Please list all lines of the material below in which the string "üçün" occurs.

** Opening Entries shown block **

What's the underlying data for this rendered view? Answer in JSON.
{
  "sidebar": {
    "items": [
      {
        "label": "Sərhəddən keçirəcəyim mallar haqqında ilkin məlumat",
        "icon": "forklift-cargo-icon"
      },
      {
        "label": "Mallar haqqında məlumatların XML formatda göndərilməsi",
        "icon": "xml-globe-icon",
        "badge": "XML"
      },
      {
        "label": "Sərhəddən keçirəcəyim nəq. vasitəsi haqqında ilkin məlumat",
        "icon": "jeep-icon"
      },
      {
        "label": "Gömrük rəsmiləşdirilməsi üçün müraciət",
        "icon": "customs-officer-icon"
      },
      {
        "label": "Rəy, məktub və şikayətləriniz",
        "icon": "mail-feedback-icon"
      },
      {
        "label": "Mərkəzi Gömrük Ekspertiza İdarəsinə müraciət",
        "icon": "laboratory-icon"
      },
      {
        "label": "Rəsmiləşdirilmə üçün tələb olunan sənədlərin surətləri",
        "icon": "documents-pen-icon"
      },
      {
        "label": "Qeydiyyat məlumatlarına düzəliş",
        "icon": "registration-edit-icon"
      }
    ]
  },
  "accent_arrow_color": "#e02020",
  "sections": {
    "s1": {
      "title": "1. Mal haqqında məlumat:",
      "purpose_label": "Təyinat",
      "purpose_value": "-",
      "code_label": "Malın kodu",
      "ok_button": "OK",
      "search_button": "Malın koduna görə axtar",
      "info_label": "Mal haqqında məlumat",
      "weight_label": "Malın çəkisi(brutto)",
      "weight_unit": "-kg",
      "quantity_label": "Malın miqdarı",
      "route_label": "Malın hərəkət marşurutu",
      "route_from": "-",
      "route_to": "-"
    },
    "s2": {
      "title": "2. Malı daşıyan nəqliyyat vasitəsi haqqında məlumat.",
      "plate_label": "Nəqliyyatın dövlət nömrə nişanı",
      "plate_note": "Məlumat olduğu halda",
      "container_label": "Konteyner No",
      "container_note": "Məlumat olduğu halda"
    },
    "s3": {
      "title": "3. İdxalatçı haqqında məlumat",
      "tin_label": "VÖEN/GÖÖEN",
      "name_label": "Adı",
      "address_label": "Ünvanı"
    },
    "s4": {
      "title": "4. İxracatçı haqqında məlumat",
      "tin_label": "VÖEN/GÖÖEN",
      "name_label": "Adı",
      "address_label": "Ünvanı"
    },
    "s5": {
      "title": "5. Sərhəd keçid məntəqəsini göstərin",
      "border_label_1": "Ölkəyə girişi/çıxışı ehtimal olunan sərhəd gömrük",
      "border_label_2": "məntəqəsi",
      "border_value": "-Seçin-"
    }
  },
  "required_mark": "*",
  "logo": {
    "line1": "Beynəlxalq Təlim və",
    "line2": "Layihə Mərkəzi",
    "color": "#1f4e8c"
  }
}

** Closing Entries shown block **

■ **Response to the exercise**
        "label": "Gömrük rəsmiləşdirilməsi üçün müraciət",
        "label": "Rəsmiləşdirilmə üçün tələb olunan sənədlərin surətləri",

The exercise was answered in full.